Why won’t Love opt in?

That seems to be a question on some fan’s minds. Well, you see, Love is no dummy; nor is his agent, Jeff Schwartz, whom is highly regarded around the league. If Love opts in, he will be leaving money on the table. Love’s option for next season is 16.7 million. If he plays out the year and re-signs with Cleveland after the fact, he could sign a 4 year deal worth $76 million, or, if he so chooses, a 5 year deal worth $107 million, according to ESPN’s Brian Windhorst.

Why won’t Love sign an extension now?

For Love, an extension now would mean just what it sounds like: an extension of his current contract, which, again, would mean less money. It would mean that he has to pick up his option and sign an extension that would be for just two more years and around $37 million. This, once again, would cost Love money long term. Him choosing to not sign an in-season extension, just like him not opting in for his final year, is what is financially best for him in the long run.

Doesn’t Love want to head West?

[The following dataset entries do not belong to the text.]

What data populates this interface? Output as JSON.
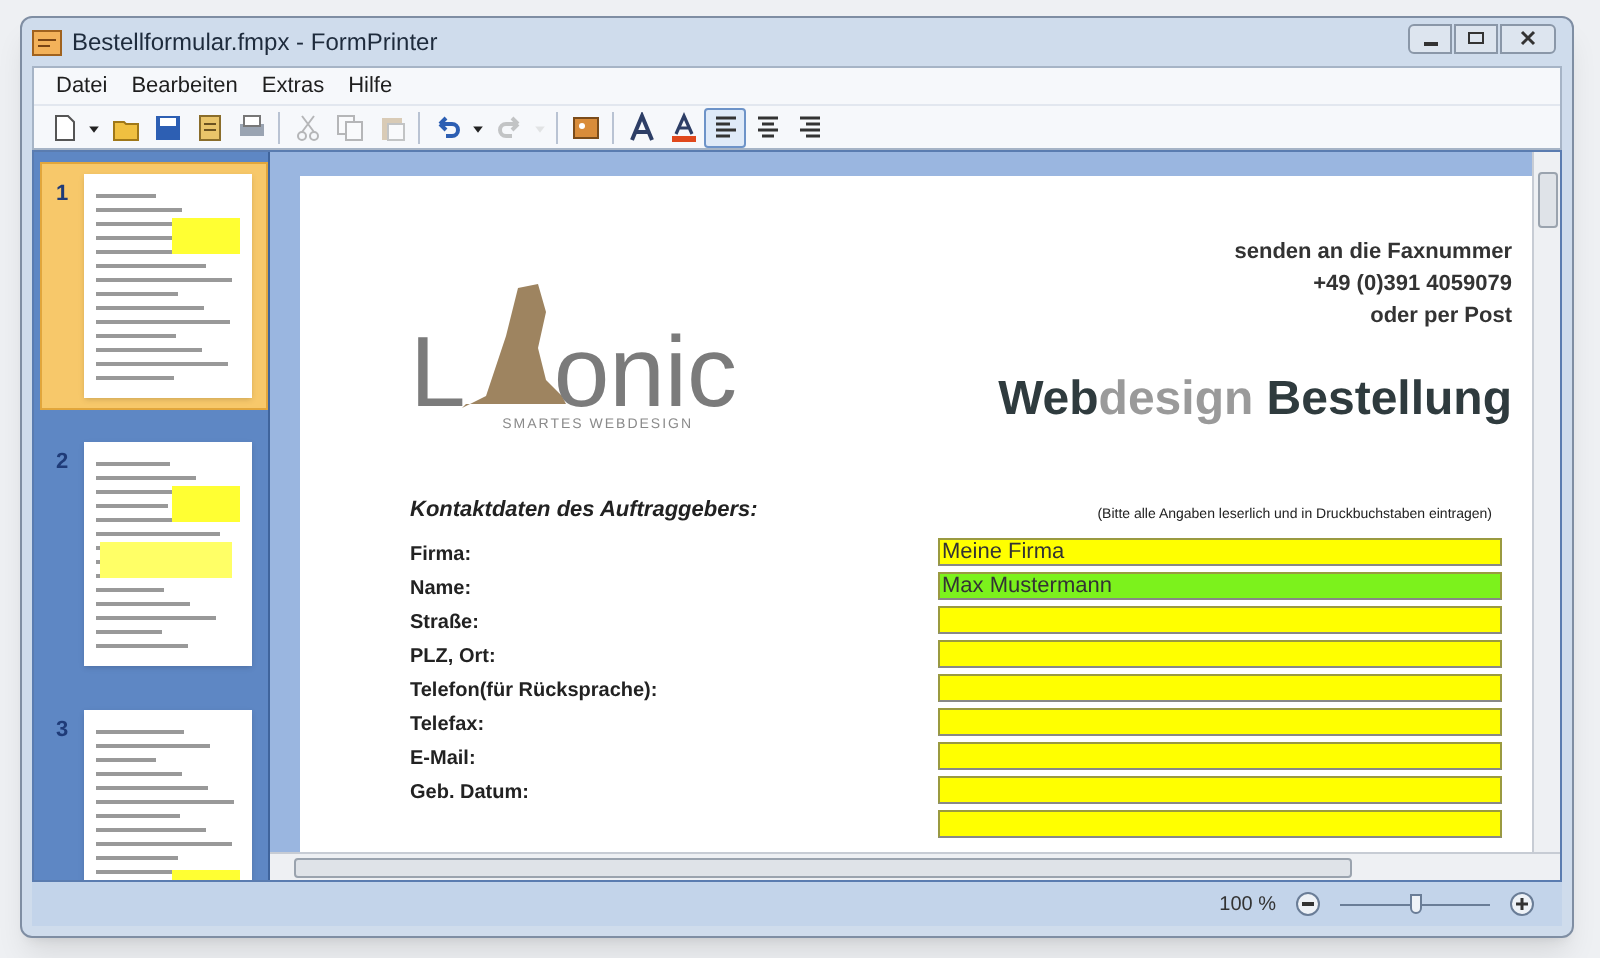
{
  "window": {
    "title": "Bestellformular.fmpx - FormPrinter"
  },
  "menu": [
    "Datei",
    "Bearbeiten",
    "Extras",
    "Hilfe"
  ],
  "toolbar": [
    {
      "kind": "new",
      "disabled": false
    },
    {
      "kind": "dropdown",
      "disabled": false
    },
    {
      "kind": "open",
      "disabled": false
    },
    {
      "kind": "save",
      "disabled": false
    },
    {
      "kind": "export",
      "disabled": false
    },
    {
      "kind": "print",
      "disabled": false
    },
    {
      "kind": "separator"
    },
    {
      "kind": "cut",
      "disabled": true
    },
    {
      "kind": "copy",
      "disabled": true
    },
    {
      "kind": "paste",
      "disabled": true
    },
    {
      "kind": "separator"
    },
    {
      "kind": "undo",
      "disabled": false
    },
    {
      "kind": "dropdown",
      "disabled": false
    },
    {
      "kind": "redo",
      "disabled": true
    },
    {
      "kind": "dropdown",
      "disabled": true
    },
    {
      "kind": "separator"
    },
    {
      "kind": "image",
      "disabled": false
    },
    {
      "kind": "separator"
    },
    {
      "kind": "font",
      "disabled": false
    },
    {
      "kind": "font-color",
      "disabled": false
    },
    {
      "kind": "align-left",
      "selected": true
    },
    {
      "kind": "align-center",
      "selected": false
    },
    {
      "kind": "align-right",
      "selected": false
    }
  ],
  "pages": [
    {
      "number": "1",
      "selected": true
    },
    {
      "number": "2",
      "selected": false
    },
    {
      "number": "3",
      "selected": false
    }
  ],
  "document": {
    "logo": {
      "letter": "L",
      "rest": "onic",
      "tagline": "SMARTES WEBDESIGN"
    },
    "fax_note": [
      "senden an die Faxnummer",
      "+49 (0)391 4059079",
      "oder per Post"
    ],
    "heading": [
      {
        "text": "Web",
        "kind": "dark"
      },
      {
        "text": "design",
        "kind": "light"
      },
      {
        "text": " Bestellung",
        "kind": "dark"
      }
    ],
    "section_title": "Kontaktdaten des Auftraggebers:",
    "hint": "(Bitte alle Angaben leserlich und in Druckbuchstaben eintragen)",
    "rows": [
      {
        "label": "Firma:",
        "value": "Meine Firma",
        "selected": false
      },
      {
        "label": "Name:",
        "value": "Max Mustermann",
        "selected": true
      },
      {
        "label": "Straße:",
        "selected": false
      },
      {
        "label": "PLZ, Ort:",
        "selected": false
      },
      {
        "label": "Telefon(für Rücksprache):",
        "selected": false
      },
      {
        "label": "Telefax:",
        "selected": false
      },
      {
        "label": "E-Mail:",
        "selected": false
      },
      {
        "label": "Geb. Datum:",
        "selected": false
      },
      {
        "selected": false
      }
    ]
  },
  "status_bar": {
    "zoom": "100 %",
    "zoom_slider": {
      "level": 0.5
    }
  }
}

This is an interesting proposition. Love is, as we all know, from the West Coast. Born in California, grew up near Portland, Oregon, and played his college ball at UCLA. He certainly has strong ties to the West Coast. And, as we have seen with LeBron, some players do, in fact, want to go home. And, to some degree, that’s completely understandable. But let’s say that the West Coast is Love’s “dream” destination. He’d be returning to an incredibly deep and difficult Western Conference, a conference that, oh, by the way, he just left. Oh, and let’s not forget that, that LeBron fellow isn’t out there, is he? No. He is home, in Cleveland, in a place that – regardless of what some writers are saying – he is not leaving. No team out West can offer him what Cleveland can offer him: LeBron James and Kyrie Irving. From a basketball standpoint, leaving Cleveland to head out West just makes little-to-no-sense for Love.

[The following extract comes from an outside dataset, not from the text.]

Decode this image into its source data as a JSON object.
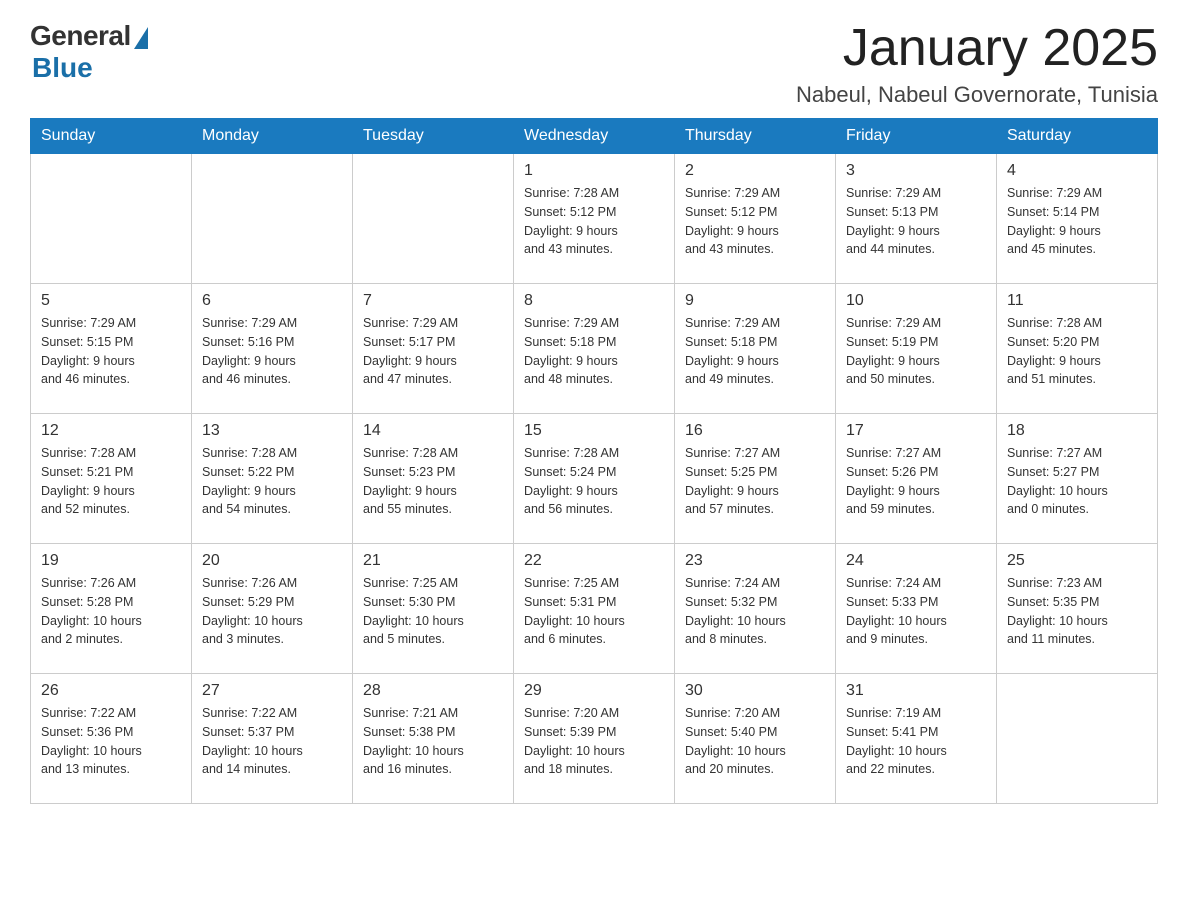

But, dude, it’s Cleveland, why would he stay?

Ah, yes. The ever-so-popular, “it’s Cleveland” vernacular. It’s pretty obvious that things are different in Cleveland this time around. It’s pretty well documented that LeBron’s first go around didn’t go so well; despite all of his efforts, he could not get another superstar to join him in Cleveland, which, ultimately, lead to his departure. This time around, he’s recruiting everyone, and everyone wants to come. LeBron was able to sell the city, the team, and championships to Mike Miller, James Jones, Shawn Marion, and, last (maybe I shouldn’t say last) but not least, Kevin Love. LeBron is a proven winner now. He’s no longer the 25 year old kid that people were constantly attacking for his lack of titles. LeBron, as we know him today, is a champion. And a champion is something Kevin Love wants desperately to be.

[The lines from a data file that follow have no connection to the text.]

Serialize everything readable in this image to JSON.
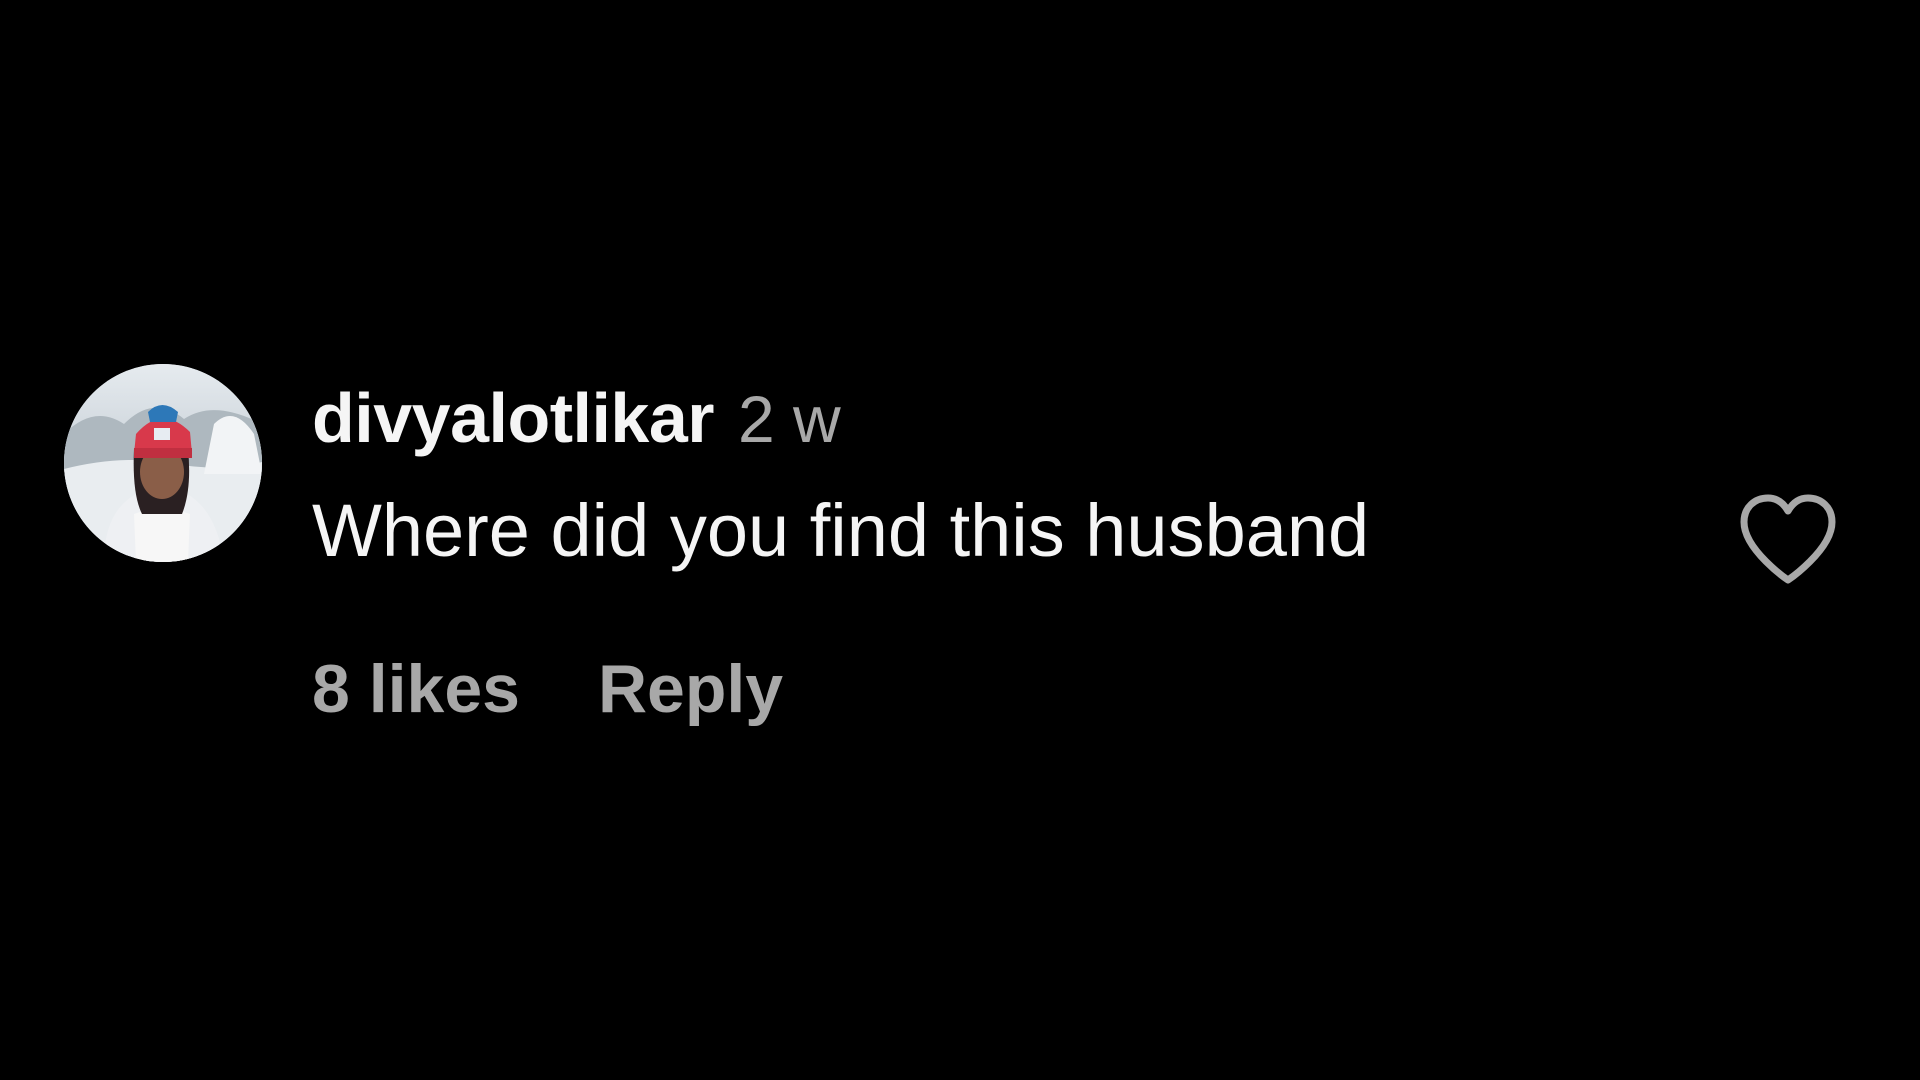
{
  "comment": {
    "username": "divyalotlikar",
    "timestamp": "2 w",
    "text": "Where did you find this husband",
    "likes_label": "8 likes",
    "reply_label": "Reply",
    "like_icon": "heart-outline-icon"
  },
  "colors": {
    "background": "#000000",
    "primary_text": "#f5f5f5",
    "secondary_text": "#a8a8a8"
  }
}
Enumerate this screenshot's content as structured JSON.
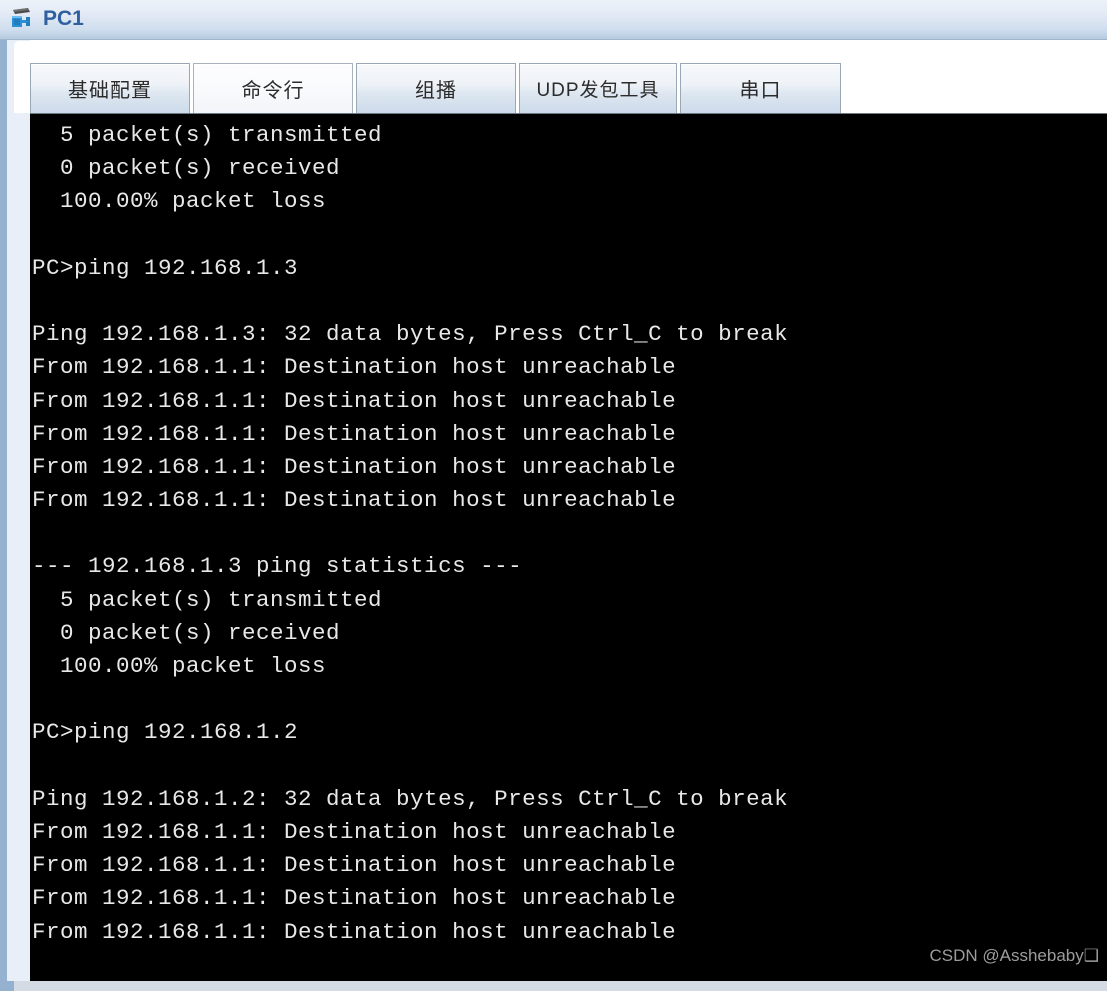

Will Love be able to handle not being “The Guy?”

Okay, that’s enough now, Glenn Taylor. In all seriousness, LeBron, Love, and Irving are all great. There is no doubting that they’ll have to make some sacrifices in order to co-exist and mesh together, though. But there has been no indication by any of them that they won’t be able to do so, so why should we question it? Boston’s “Big 3” was able to make it work. Miami’s unit had some struggles early on, but, after time, they were able to make it to four straight finals and win two championships. Until there is reason to worry that they can’t co-exist, it’s probably best that fans relax and enjoy the process.

As you can see, Love has no reason to opt in or sign an extension now. Doing so would cost him money. Money that no one in his position would willingly give up. But just because there is no written agreement that Love is here for the longterm doesn’t mean he isn’t committed. At Love’s introductory presser, when asked by AP’s Tom Withers how long he planned on staying, Love responded with “It hasn’t been talked about, but . . . I’m committed to this team, committed longterm.”